START Data supplied

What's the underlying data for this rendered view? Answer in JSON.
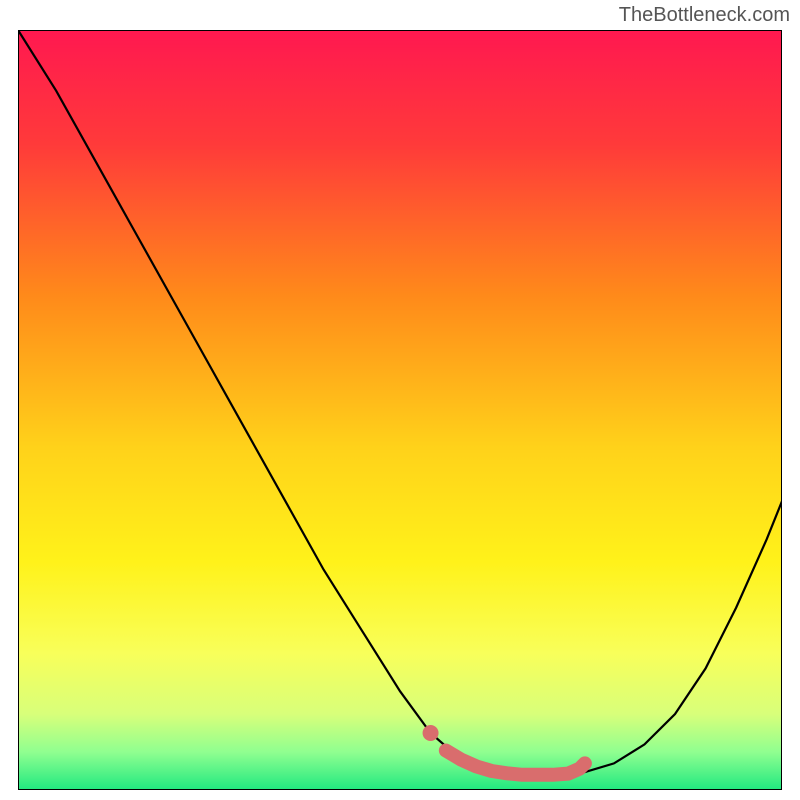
{
  "attribution": "TheBottleneck.com",
  "chart_data": {
    "type": "line",
    "title": "",
    "xlabel": "",
    "ylabel": "",
    "xlim": [
      0,
      100
    ],
    "ylim": [
      0,
      100
    ],
    "series": [
      {
        "name": "bottleneck-curve",
        "x": [
          0,
          5,
          10,
          15,
          20,
          25,
          30,
          35,
          40,
          45,
          50,
          54,
          58,
          62,
          66,
          70,
          74,
          78,
          82,
          86,
          90,
          94,
          98,
          100
        ],
        "y": [
          100,
          92,
          83,
          74,
          65,
          56,
          47,
          38,
          29,
          21,
          13,
          7.5,
          4,
          2.5,
          2,
          2,
          2.3,
          3.5,
          6,
          10,
          16,
          24,
          33,
          38
        ]
      }
    ],
    "highlight_segment": {
      "name": "optimal-range",
      "color": "#d96d6d",
      "x": [
        56,
        58,
        60,
        62,
        64,
        66,
        68,
        70,
        72,
        73.5,
        74.2
      ],
      "y": [
        5.2,
        4,
        3.1,
        2.5,
        2.2,
        2,
        2,
        2,
        2.15,
        2.8,
        3.5
      ]
    },
    "highlight_dot": {
      "x": 54,
      "y": 7.5,
      "color": "#d96d6d"
    },
    "gradient_background": {
      "stops": [
        {
          "offset": 0.0,
          "color": "#ff1850"
        },
        {
          "offset": 0.15,
          "color": "#ff3a3a"
        },
        {
          "offset": 0.35,
          "color": "#ff8a1a"
        },
        {
          "offset": 0.55,
          "color": "#ffd21a"
        },
        {
          "offset": 0.7,
          "color": "#fff21a"
        },
        {
          "offset": 0.82,
          "color": "#f8ff5a"
        },
        {
          "offset": 0.9,
          "color": "#d8ff7a"
        },
        {
          "offset": 0.95,
          "color": "#90ff90"
        },
        {
          "offset": 1.0,
          "color": "#20e880"
        }
      ]
    },
    "axes_visible": false
  }
}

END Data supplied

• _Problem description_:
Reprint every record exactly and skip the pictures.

• _Result of the exercise_:
What's the underlying data for this rendered view? Answer in JSON.
{
  "attribution": "TheBottleneck.com",
  "chart_data": {
    "type": "line",
    "title": "",
    "xlabel": "",
    "ylabel": "",
    "xlim": [
      0,
      100
    ],
    "ylim": [
      0,
      100
    ],
    "series": [
      {
        "name": "bottleneck-curve",
        "x": [
          0,
          5,
          10,
          15,
          20,
          25,
          30,
          35,
          40,
          45,
          50,
          54,
          58,
          62,
          66,
          70,
          74,
          78,
          82,
          86,
          90,
          94,
          98,
          100
        ],
        "y": [
          100,
          92,
          83,
          74,
          65,
          56,
          47,
          38,
          29,
          21,
          13,
          7.5,
          4,
          2.5,
          2,
          2,
          2.3,
          3.5,
          6,
          10,
          16,
          24,
          33,
          38
        ]
      }
    ],
    "highlight_segment": {
      "name": "optimal-range",
      "color": "#d96d6d",
      "x": [
        56,
        58,
        60,
        62,
        64,
        66,
        68,
        70,
        72,
        73.5,
        74.2
      ],
      "y": [
        5.2,
        4,
        3.1,
        2.5,
        2.2,
        2,
        2,
        2,
        2.15,
        2.8,
        3.5
      ]
    },
    "highlight_dot": {
      "x": 54,
      "y": 7.5,
      "color": "#d96d6d"
    },
    "gradient_background": {
      "stops": [
        {
          "offset": 0.0,
          "color": "#ff1850"
        },
        {
          "offset": 0.15,
          "color": "#ff3a3a"
        },
        {
          "offset": 0.35,
          "color": "#ff8a1a"
        },
        {
          "offset": 0.55,
          "color": "#ffd21a"
        },
        {
          "offset": 0.7,
          "color": "#fff21a"
        },
        {
          "offset": 0.82,
          "color": "#f8ff5a"
        },
        {
          "offset": 0.9,
          "color": "#d8ff7a"
        },
        {
          "offset": 0.95,
          "color": "#90ff90"
        },
        {
          "offset": 1.0,
          "color": "#20e880"
        }
      ]
    },
    "axes_visible": false
  }
}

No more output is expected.